_Material for this task_
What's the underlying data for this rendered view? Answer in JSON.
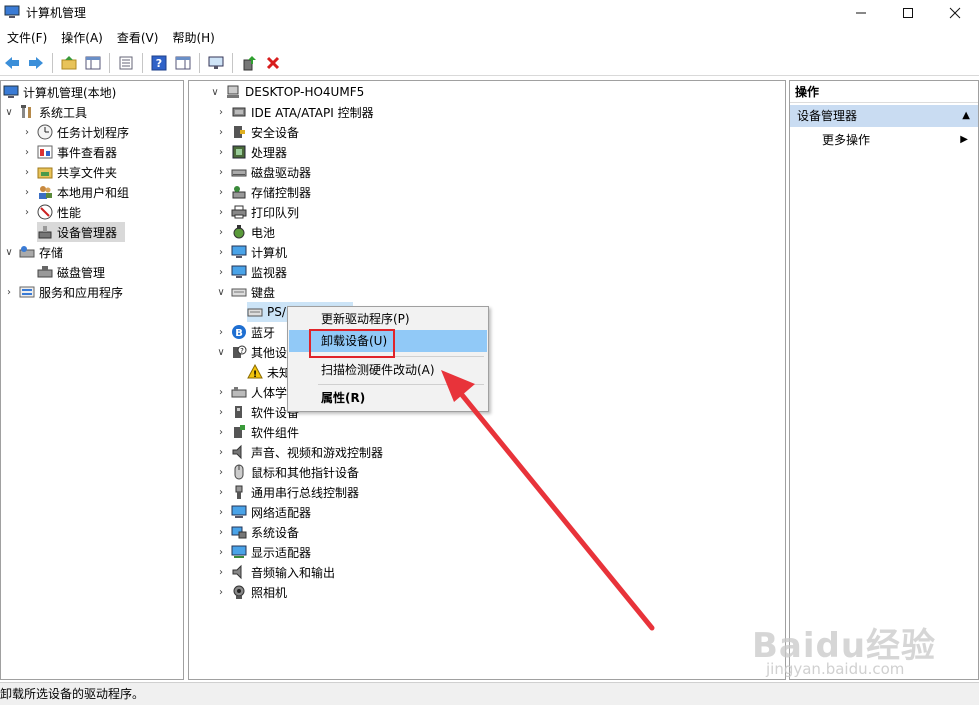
{
  "window": {
    "title": "计算机管理",
    "min_icon": "minimize-icon",
    "max_icon": "maximize-icon",
    "close_icon": "close-icon"
  },
  "menu": [
    "文件(F)",
    "操作(A)",
    "查看(V)",
    "帮助(H)"
  ],
  "left_tree": {
    "root": "计算机管理(本地)",
    "system_tools": "系统工具",
    "task_scheduler": "任务计划程序",
    "event_viewer": "事件查看器",
    "shared_folders": "共享文件夹",
    "local_users": "本地用户和组",
    "performance": "性能",
    "device_manager": "设备管理器",
    "storage": "存储",
    "disk_management": "磁盘管理",
    "services_apps": "服务和应用程序"
  },
  "device_tree": {
    "computer_name": "DESKTOP-HO4UMF5",
    "categories": [
      "IDE ATA/ATAPI 控制器",
      "安全设备",
      "处理器",
      "磁盘驱动器",
      "存储控制器",
      "打印队列",
      "电池",
      "计算机",
      "监视器",
      "键盘"
    ],
    "keyboard_child": "PS/",
    "after_keyboard": {
      "bluetooth": "蓝牙",
      "other_devices": "其他设",
      "unknown_device": "未知",
      "hid": "人体学",
      "software_devices": "软件设备"
    },
    "rest": [
      "软件组件",
      "声音、视频和游戏控制器",
      "鼠标和其他指针设备",
      "通用串行总线控制器",
      "网络适配器",
      "系统设备",
      "显示适配器",
      "音频输入和输出",
      "照相机"
    ]
  },
  "context_menu": {
    "update_driver": "更新驱动程序(P)",
    "uninstall": "卸载设备(U)",
    "scan": "扫描检测硬件改动(A)",
    "properties": "属性(R)"
  },
  "actions": {
    "header": "操作",
    "section": "设备管理器",
    "more": "更多操作"
  },
  "status_text": "卸载所选设备的驱动程序。",
  "watermark": {
    "main": "Baidu经验",
    "sub": "jingyan.baidu.com"
  },
  "colors": {
    "highlight": "#91c9f7",
    "annotation_red": "#e0242a",
    "actions_section": "#c9dcf2"
  }
}
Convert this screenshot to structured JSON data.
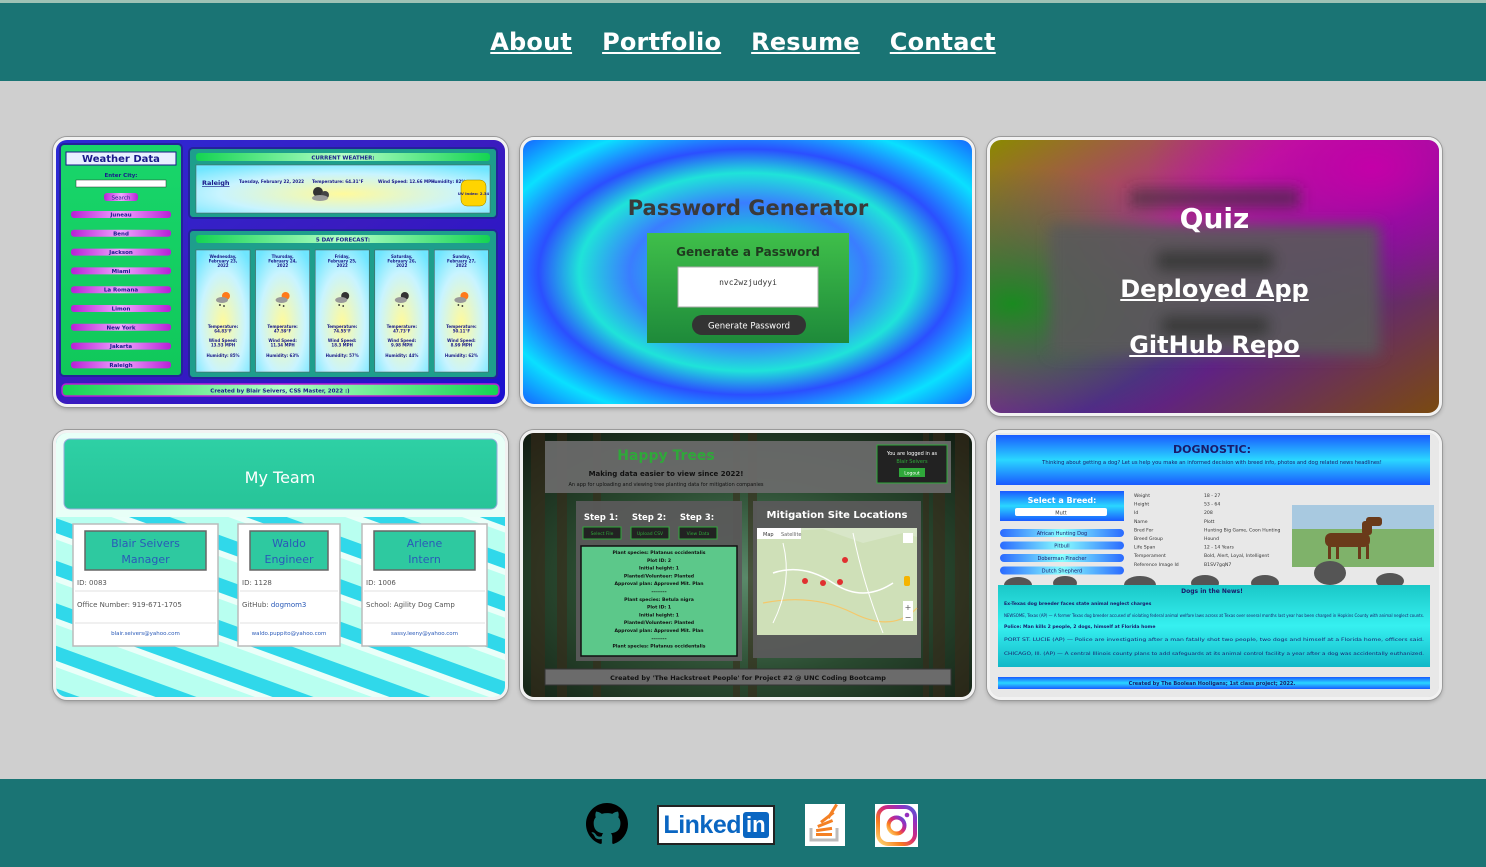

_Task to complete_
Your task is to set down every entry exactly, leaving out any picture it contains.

_Your solution_
What's the underlying data for this rendered view? Answer in JSON.
{
  "window": {
    "title": "计算机管理",
    "min_icon": "minimize-icon",
    "max_icon": "maximize-icon",
    "close_icon": "close-icon"
  },
  "menu": [
    "文件(F)",
    "操作(A)",
    "查看(V)",
    "帮助(H)"
  ],
  "left_tree": {
    "root": "计算机管理(本地)",
    "system_tools": "系统工具",
    "task_scheduler": "任务计划程序",
    "event_viewer": "事件查看器",
    "shared_folders": "共享文件夹",
    "local_users": "本地用户和组",
    "performance": "性能",
    "device_manager": "设备管理器",
    "storage": "存储",
    "disk_management": "磁盘管理",
    "services_apps": "服务和应用程序"
  },
  "device_tree": {
    "computer_name": "DESKTOP-HO4UMF5",
    "categories": [
      "IDE ATA/ATAPI 控制器",
      "安全设备",
      "处理器",
      "磁盘驱动器",
      "存储控制器",
      "打印队列",
      "电池",
      "计算机",
      "监视器",
      "键盘"
    ],
    "keyboard_child": "PS/",
    "after_keyboard": {
      "bluetooth": "蓝牙",
      "other_devices": "其他设",
      "unknown_device": "未知",
      "hid": "人体学",
      "software_devices": "软件设备"
    },
    "rest": [
      "软件组件",
      "声音、视频和游戏控制器",
      "鼠标和其他指针设备",
      "通用串行总线控制器",
      "网络适配器",
      "系统设备",
      "显示适配器",
      "音频输入和输出",
      "照相机"
    ]
  },
  "context_menu": {
    "update_driver": "更新驱动程序(P)",
    "uninstall": "卸载设备(U)",
    "scan": "扫描检测硬件改动(A)",
    "properties": "属性(R)"
  },
  "actions": {
    "header": "操作",
    "section": "设备管理器",
    "more": "更多操作"
  },
  "status_text": "卸载所选设备的驱动程序。",
  "watermark": {
    "main": "Baidu经验",
    "sub": "jingyan.baidu.com"
  },
  "colors": {
    "highlight": "#91c9f7",
    "annotation_red": "#e0242a",
    "actions_section": "#c9dcf2"
  }
}
Convert this screenshot to structured JSON data.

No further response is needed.